BEGIN Exercise data

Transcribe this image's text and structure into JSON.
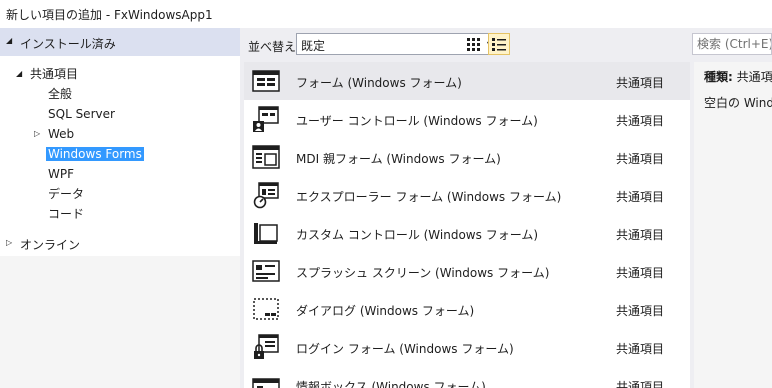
{
  "window": {
    "title": "新しい項目の追加 - FxWindowsApp1"
  },
  "left": {
    "installed_label": "インストール済み",
    "tree": [
      {
        "label": "共通項目",
        "expander": "◢"
      },
      {
        "label": "全般"
      },
      {
        "label": "SQL Server"
      },
      {
        "label": "Web",
        "expander": "▷"
      },
      {
        "label": "Windows Forms",
        "selected": true
      },
      {
        "label": "WPF"
      },
      {
        "label": "データ"
      },
      {
        "label": "コード"
      }
    ],
    "online_label": "オンライン"
  },
  "toolbar": {
    "sort_label": "並べ替え:",
    "sort_value": "既定",
    "search_placeholder": "検索 (Ctrl+E)",
    "views": [
      {
        "icon": "grid-view-icon"
      },
      {
        "icon": "list-view-icon",
        "active": true
      }
    ]
  },
  "templates": [
    {
      "name": "フォーム (Windows フォーム)",
      "category": "共通項目",
      "icon": "form-icon",
      "selected": true
    },
    {
      "name": "ユーザー コントロール (Windows フォーム)",
      "category": "共通項目",
      "icon": "user-control-icon"
    },
    {
      "name": "MDI 親フォーム (Windows フォーム)",
      "category": "共通項目",
      "icon": "mdi-parent-form-icon"
    },
    {
      "name": "エクスプローラー フォーム (Windows フォーム)",
      "category": "共通項目",
      "icon": "explorer-form-icon"
    },
    {
      "name": "カスタム コントロール (Windows フォーム)",
      "category": "共通項目",
      "icon": "custom-control-icon"
    },
    {
      "name": "スプラッシュ スクリーン (Windows フォーム)",
      "category": "共通項目",
      "icon": "splash-screen-icon"
    },
    {
      "name": "ダイアログ (Windows フォーム)",
      "category": "共通項目",
      "icon": "dialog-icon"
    },
    {
      "name": "ログイン フォーム (Windows フォーム)",
      "category": "共通項目",
      "icon": "login-form-icon"
    },
    {
      "name": "情報ボックス (Windows フォーム)",
      "category": "共通項目",
      "icon": "about-box-icon"
    }
  ],
  "details": {
    "type_label": "種類:",
    "type_value": "共通項",
    "description": "空白の Windo"
  }
}
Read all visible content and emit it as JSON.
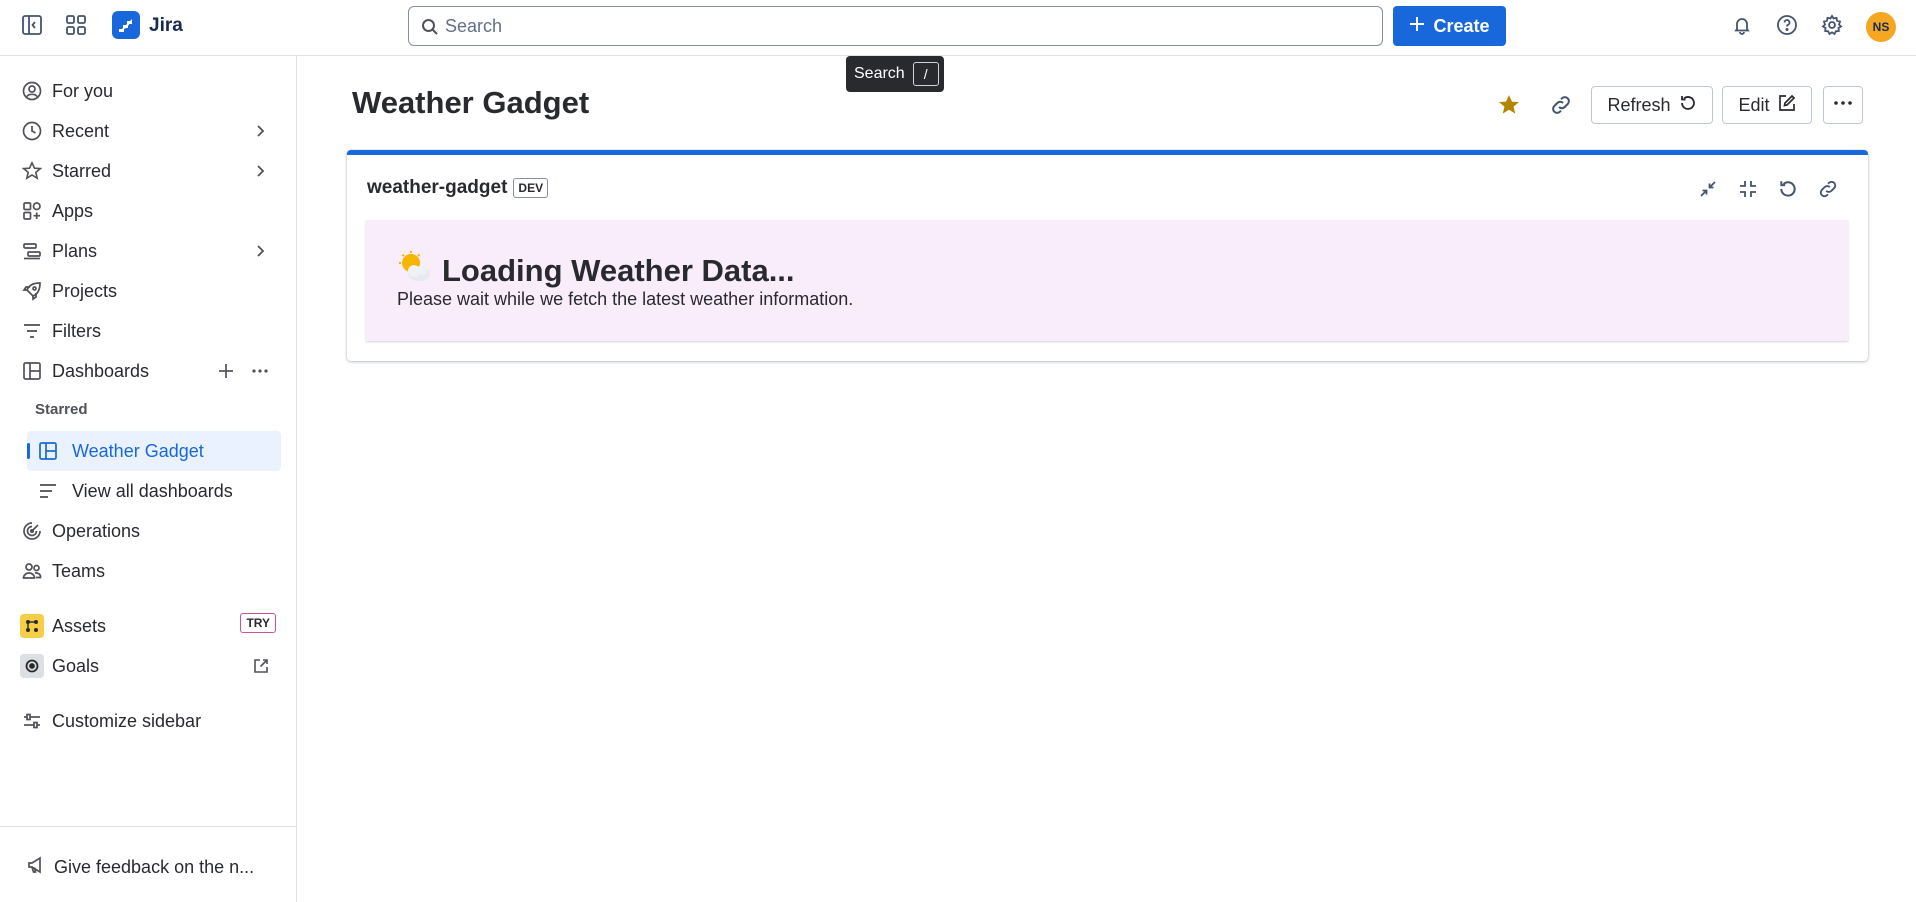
{
  "app": {
    "name": "Jira"
  },
  "search": {
    "placeholder": "Search",
    "tooltip_label": "Search",
    "tooltip_key": "/"
  },
  "header": {
    "create_label": "Create",
    "avatar_initials": "NS"
  },
  "sidebar": {
    "items": [
      {
        "label": "For you"
      },
      {
        "label": "Recent"
      },
      {
        "label": "Starred"
      },
      {
        "label": "Apps"
      },
      {
        "label": "Plans"
      },
      {
        "label": "Projects"
      },
      {
        "label": "Filters"
      },
      {
        "label": "Dashboards"
      }
    ],
    "starred_section": "Starred",
    "dashboards": [
      {
        "label": "Weather Gadget"
      },
      {
        "label": "View all dashboards"
      }
    ],
    "more_items": [
      {
        "label": "Operations"
      },
      {
        "label": "Teams"
      }
    ],
    "assets": {
      "label": "Assets",
      "badge": "TRY"
    },
    "goals": {
      "label": "Goals"
    },
    "customize": "Customize sidebar",
    "feedback": "Give feedback on the n..."
  },
  "main": {
    "title": "Weather Gadget",
    "refresh_label": "Refresh",
    "edit_label": "Edit",
    "gadget": {
      "title": "weather-gadget",
      "badge": "DEV",
      "heading": "Loading Weather Data...",
      "message": "Please wait while we fetch the latest weather information."
    }
  },
  "colors": {
    "brand": "#1868db",
    "star": "#b38600",
    "gadget_bg": "#f9ecfb"
  }
}
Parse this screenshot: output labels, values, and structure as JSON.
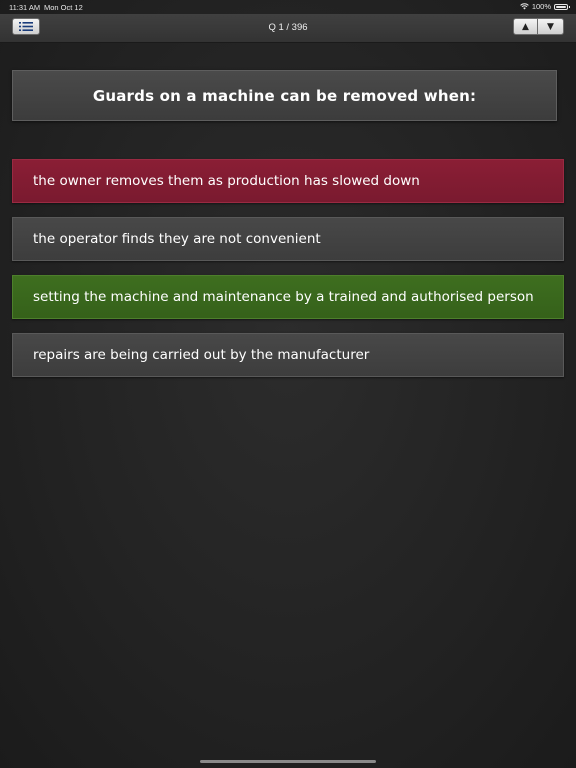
{
  "status_bar": {
    "time": "11:31 AM",
    "date": "Mon Oct 12",
    "battery": "100%",
    "icons": [
      "wifi-icon",
      "battery-icon"
    ]
  },
  "nav": {
    "title": "Q 1 / 396",
    "menu_icon": "list-icon",
    "up_glyph": "▲",
    "down_glyph": "▼"
  },
  "question": {
    "text": "Guards on a machine can be removed when:"
  },
  "answers": [
    {
      "text": "the owner removes them as production has slowed down",
      "state": "wrong",
      "color": "#7f1c32"
    },
    {
      "text": "the operator finds they are not convenient",
      "state": "neutral",
      "color": "#434343"
    },
    {
      "text": "setting the machine and maintenance by a trained and authorised person",
      "state": "correct",
      "color": "#3a671c"
    },
    {
      "text": "repairs are being carried out by the manufacturer",
      "state": "neutral",
      "color": "#434343"
    }
  ]
}
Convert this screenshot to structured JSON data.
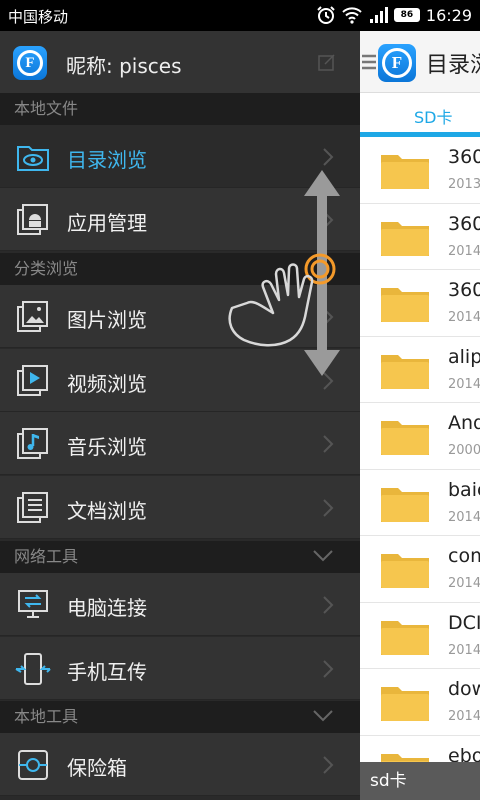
{
  "status_bar": {
    "carrier": "中国移动",
    "battery": "86",
    "time": "16:29",
    "icons": [
      "alarm-icon",
      "wifi-icon",
      "signal-icon",
      "battery-icon"
    ]
  },
  "drawer": {
    "nickname": "昵称: pisces",
    "sections": {
      "local_files": "本地文件",
      "category_browse": "分类浏览",
      "network_tools": "网络工具",
      "local_tools": "本地工具"
    },
    "items": [
      {
        "label": "目录浏览",
        "icon": "folder-eye-icon",
        "active": true
      },
      {
        "label": "应用管理",
        "icon": "android-app-icon"
      },
      {
        "label": "图片浏览",
        "icon": "image-icon"
      },
      {
        "label": "视频浏览",
        "icon": "video-icon"
      },
      {
        "label": "音乐浏览",
        "icon": "music-icon"
      },
      {
        "label": "文档浏览",
        "icon": "document-icon"
      },
      {
        "label": "电脑连接",
        "icon": "computer-connect-icon"
      },
      {
        "label": "手机互传",
        "icon": "phone-transfer-icon"
      },
      {
        "label": "保险箱",
        "icon": "safe-box-icon"
      }
    ]
  },
  "main": {
    "title": "目录浏",
    "tab": "SD卡",
    "files": [
      {
        "name": "360",
        "date": "2013"
      },
      {
        "name": "360",
        "date": "2014"
      },
      {
        "name": "360",
        "date": "2014"
      },
      {
        "name": "alip",
        "date": "2014"
      },
      {
        "name": "And",
        "date": "2000"
      },
      {
        "name": "baic",
        "date": "2014"
      },
      {
        "name": "com",
        "date": "2014"
      },
      {
        "name": "DCI",
        "date": "2014"
      },
      {
        "name": "dow",
        "date": "2014"
      },
      {
        "name": "ebo",
        "date": ""
      }
    ],
    "path": "sd卡"
  },
  "colors": {
    "accent": "#1ea8e6",
    "active_label": "#3fb7ee",
    "drawer_bg": "#333333",
    "section_bg": "#1e1e1e",
    "folder": "#f6c64e",
    "gesture": "#f49a2a"
  }
}
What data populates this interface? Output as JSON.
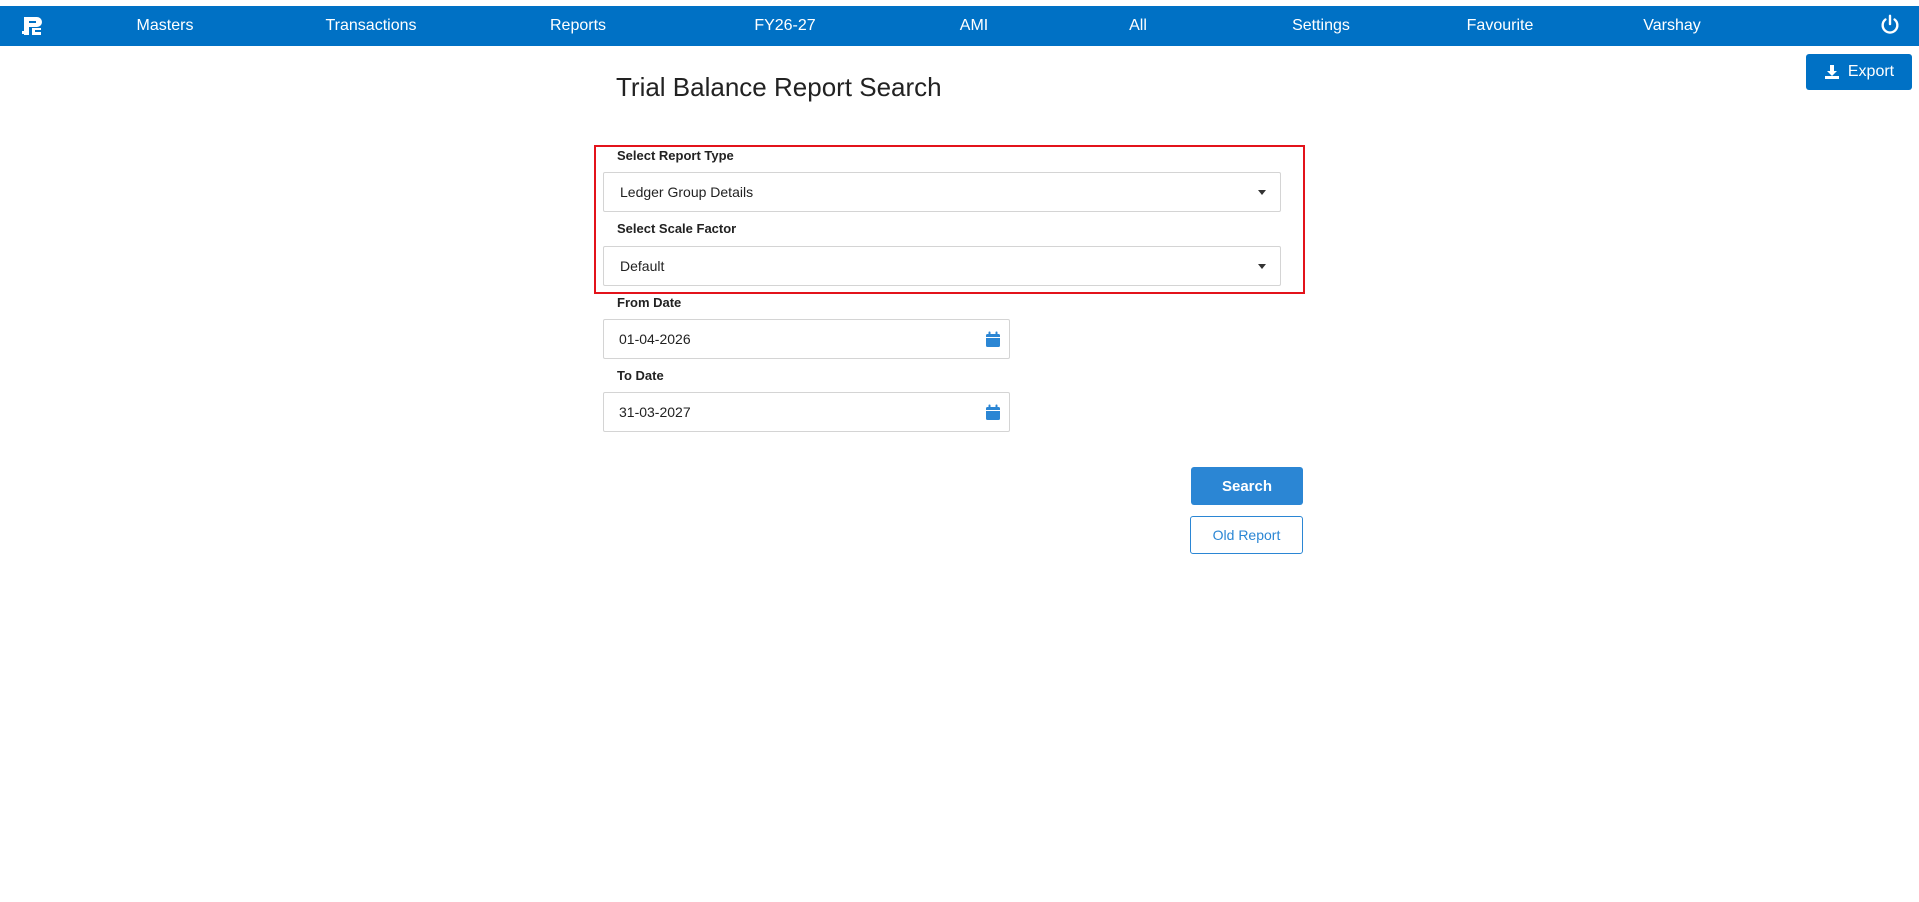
{
  "nav": {
    "items": [
      {
        "key": "masters",
        "label": "Masters"
      },
      {
        "key": "transactions",
        "label": "Transactions"
      },
      {
        "key": "reports",
        "label": "Reports"
      },
      {
        "key": "fy",
        "label": "FY26-27"
      },
      {
        "key": "ami",
        "label": "AMI"
      },
      {
        "key": "all",
        "label": "All"
      },
      {
        "key": "settings",
        "label": "Settings"
      },
      {
        "key": "favourite",
        "label": "Favourite"
      },
      {
        "key": "user",
        "label": "Varshay"
      }
    ],
    "logo_icon": "app-logo-icon",
    "power_icon": "power-icon"
  },
  "toolbar": {
    "export_label": "Export",
    "export_icon": "download-icon"
  },
  "page": {
    "title": "Trial Balance Report Search"
  },
  "form": {
    "report_type": {
      "label": "Select Report Type",
      "value": "Ledger Group Details"
    },
    "scale_factor": {
      "label": "Select Scale Factor",
      "value": "Default"
    },
    "from_date": {
      "label": "From Date",
      "value": "01-04-2026"
    },
    "to_date": {
      "label": "To Date",
      "value": "31-03-2027"
    },
    "search_label": "Search",
    "old_report_label": "Old Report"
  },
  "colors": {
    "primary": "#0071c5",
    "button": "#2b86d4",
    "highlight": "#e3131b"
  }
}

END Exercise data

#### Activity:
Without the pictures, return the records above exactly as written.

#### Solution:
Transcribe this image's text and structure into JSON.
{
  "window": {
    "title": "新しい項目の追加 - FxWindowsApp1"
  },
  "left": {
    "installed_label": "インストール済み",
    "tree": [
      {
        "label": "共通項目",
        "expander": "◢"
      },
      {
        "label": "全般"
      },
      {
        "label": "SQL Server"
      },
      {
        "label": "Web",
        "expander": "▷"
      },
      {
        "label": "Windows Forms",
        "selected": true
      },
      {
        "label": "WPF"
      },
      {
        "label": "データ"
      },
      {
        "label": "コード"
      }
    ],
    "online_label": "オンライン"
  },
  "toolbar": {
    "sort_label": "並べ替え:",
    "sort_value": "既定",
    "search_placeholder": "検索 (Ctrl+E)",
    "views": [
      {
        "icon": "grid-view-icon"
      },
      {
        "icon": "list-view-icon",
        "active": true
      }
    ]
  },
  "templates": [
    {
      "name": "フォーム (Windows フォーム)",
      "category": "共通項目",
      "icon": "form-icon",
      "selected": true
    },
    {
      "name": "ユーザー コントロール (Windows フォーム)",
      "category": "共通項目",
      "icon": "user-control-icon"
    },
    {
      "name": "MDI 親フォーム (Windows フォーム)",
      "category": "共通項目",
      "icon": "mdi-parent-form-icon"
    },
    {
      "name": "エクスプローラー フォーム (Windows フォーム)",
      "category": "共通項目",
      "icon": "explorer-form-icon"
    },
    {
      "name": "カスタム コントロール (Windows フォーム)",
      "category": "共通項目",
      "icon": "custom-control-icon"
    },
    {
      "name": "スプラッシュ スクリーン (Windows フォーム)",
      "category": "共通項目",
      "icon": "splash-screen-icon"
    },
    {
      "name": "ダイアログ (Windows フォーム)",
      "category": "共通項目",
      "icon": "dialog-icon"
    },
    {
      "name": "ログイン フォーム (Windows フォーム)",
      "category": "共通項目",
      "icon": "login-form-icon"
    },
    {
      "name": "情報ボックス (Windows フォーム)",
      "category": "共通項目",
      "icon": "about-box-icon"
    }
  ],
  "details": {
    "type_label": "種類:",
    "type_value": "共通項",
    "description": "空白の Windo"
  }
}
Read all visible content and emit it as JSON.
{
  "app": {
    "name": "Jira"
  },
  "search": {
    "placeholder": "Search",
    "tooltip_label": "Search",
    "tooltip_key": "/"
  },
  "header": {
    "create_label": "Create",
    "avatar_initials": "NS"
  },
  "sidebar": {
    "items": [
      {
        "label": "For you"
      },
      {
        "label": "Recent"
      },
      {
        "label": "Starred"
      },
      {
        "label": "Apps"
      },
      {
        "label": "Plans"
      },
      {
        "label": "Projects"
      },
      {
        "label": "Filters"
      },
      {
        "label": "Dashboards"
      }
    ],
    "starred_section": "Starred",
    "dashboards": [
      {
        "label": "Weather Gadget"
      },
      {
        "label": "View all dashboards"
      }
    ],
    "more_items": [
      {
        "label": "Operations"
      },
      {
        "label": "Teams"
      }
    ],
    "assets": {
      "label": "Assets",
      "badge": "TRY"
    },
    "goals": {
      "label": "Goals"
    },
    "customize": "Customize sidebar",
    "feedback": "Give feedback on the n..."
  },
  "main": {
    "title": "Weather Gadget",
    "refresh_label": "Refresh",
    "edit_label": "Edit",
    "gadget": {
      "title": "weather-gadget",
      "badge": "DEV",
      "heading": "Loading Weather Data...",
      "message": "Please wait while we fetch the latest weather information."
    }
  },
  "colors": {
    "brand": "#1868db",
    "star": "#b38600",
    "gadget_bg": "#f9ecfb"
  }
}
Parse this screenshot: output labels, values, and structure as JSON.
{
  "status_bar": {
    "time": "11:31 AM",
    "date": "Mon Oct 12",
    "battery": "100%",
    "icons": [
      "wifi-icon",
      "battery-icon"
    ]
  },
  "nav": {
    "title": "Q 1 / 396",
    "menu_icon": "list-icon",
    "up_glyph": "▲",
    "down_glyph": "▼"
  },
  "question": {
    "text": "Guards on a machine can be removed when:"
  },
  "answers": [
    {
      "text": "the owner removes them as production has slowed down",
      "state": "wrong",
      "color": "#7f1c32"
    },
    {
      "text": "the operator finds they are not convenient",
      "state": "neutral",
      "color": "#434343"
    },
    {
      "text": "setting the machine and maintenance by a trained and authorised person",
      "state": "correct",
      "color": "#3a671c"
    },
    {
      "text": "repairs are being carried out by the manufacturer",
      "state": "neutral",
      "color": "#434343"
    }
  ]
}
Convert this screenshot to structured JSON data.
{
  "status_bar": {
    "carrier": "中国移动",
    "battery": "86",
    "time": "16:29",
    "icons": [
      "alarm-icon",
      "wifi-icon",
      "signal-icon",
      "battery-icon"
    ]
  },
  "drawer": {
    "nickname": "昵称: pisces",
    "sections": {
      "local_files": "本地文件",
      "category_browse": "分类浏览",
      "network_tools": "网络工具",
      "local_tools": "本地工具"
    },
    "items": [
      {
        "label": "目录浏览",
        "icon": "folder-eye-icon",
        "active": true
      },
      {
        "label": "应用管理",
        "icon": "android-app-icon"
      },
      {
        "label": "图片浏览",
        "icon": "image-icon"
      },
      {
        "label": "视频浏览",
        "icon": "video-icon"
      },
      {
        "label": "音乐浏览",
        "icon": "music-icon"
      },
      {
        "label": "文档浏览",
        "icon": "document-icon"
      },
      {
        "label": "电脑连接",
        "icon": "computer-connect-icon"
      },
      {
        "label": "手机互传",
        "icon": "phone-transfer-icon"
      },
      {
        "label": "保险箱",
        "icon": "safe-box-icon"
      }
    ]
  },
  "main": {
    "title": "目录浏",
    "tab": "SD卡",
    "files": [
      {
        "name": "360",
        "date": "2013"
      },
      {
        "name": "360",
        "date": "2014"
      },
      {
        "name": "360",
        "date": "2014"
      },
      {
        "name": "alip",
        "date": "2014"
      },
      {
        "name": "And",
        "date": "2000"
      },
      {
        "name": "baic",
        "date": "2014"
      },
      {
        "name": "com",
        "date": "2014"
      },
      {
        "name": "DCI",
        "date": "2014"
      },
      {
        "name": "dow",
        "date": "2014"
      },
      {
        "name": "ebo",
        "date": ""
      }
    ],
    "path": "sd卡"
  },
  "colors": {
    "accent": "#1ea8e6",
    "active_label": "#3fb7ee",
    "drawer_bg": "#333333",
    "section_bg": "#1e1e1e",
    "folder": "#f6c64e",
    "gesture": "#f49a2a"
  }
}
What data populates this interface? Output as JSON.
{
  "nav": {
    "items": [
      {
        "key": "masters",
        "label": "Masters"
      },
      {
        "key": "transactions",
        "label": "Transactions"
      },
      {
        "key": "reports",
        "label": "Reports"
      },
      {
        "key": "fy",
        "label": "FY26-27"
      },
      {
        "key": "ami",
        "label": "AMI"
      },
      {
        "key": "all",
        "label": "All"
      },
      {
        "key": "settings",
        "label": "Settings"
      },
      {
        "key": "favourite",
        "label": "Favourite"
      },
      {
        "key": "user",
        "label": "Varshay"
      }
    ],
    "logo_icon": "app-logo-icon",
    "power_icon": "power-icon"
  },
  "toolbar": {
    "export_label": "Export",
    "export_icon": "download-icon"
  },
  "page": {
    "title": "Trial Balance Report Search"
  },
  "form": {
    "report_type": {
      "label": "Select Report Type",
      "value": "Ledger Group Details"
    },
    "scale_factor": {
      "label": "Select Scale Factor",
      "value": "Default"
    },
    "from_date": {
      "label": "From Date",
      "value": "01-04-2026"
    },
    "to_date": {
      "label": "To Date",
      "value": "31-03-2027"
    },
    "search_label": "Search",
    "old_report_label": "Old Report"
  },
  "colors": {
    "primary": "#0071c5",
    "button": "#2b86d4",
    "highlight": "#e3131b"
  }
}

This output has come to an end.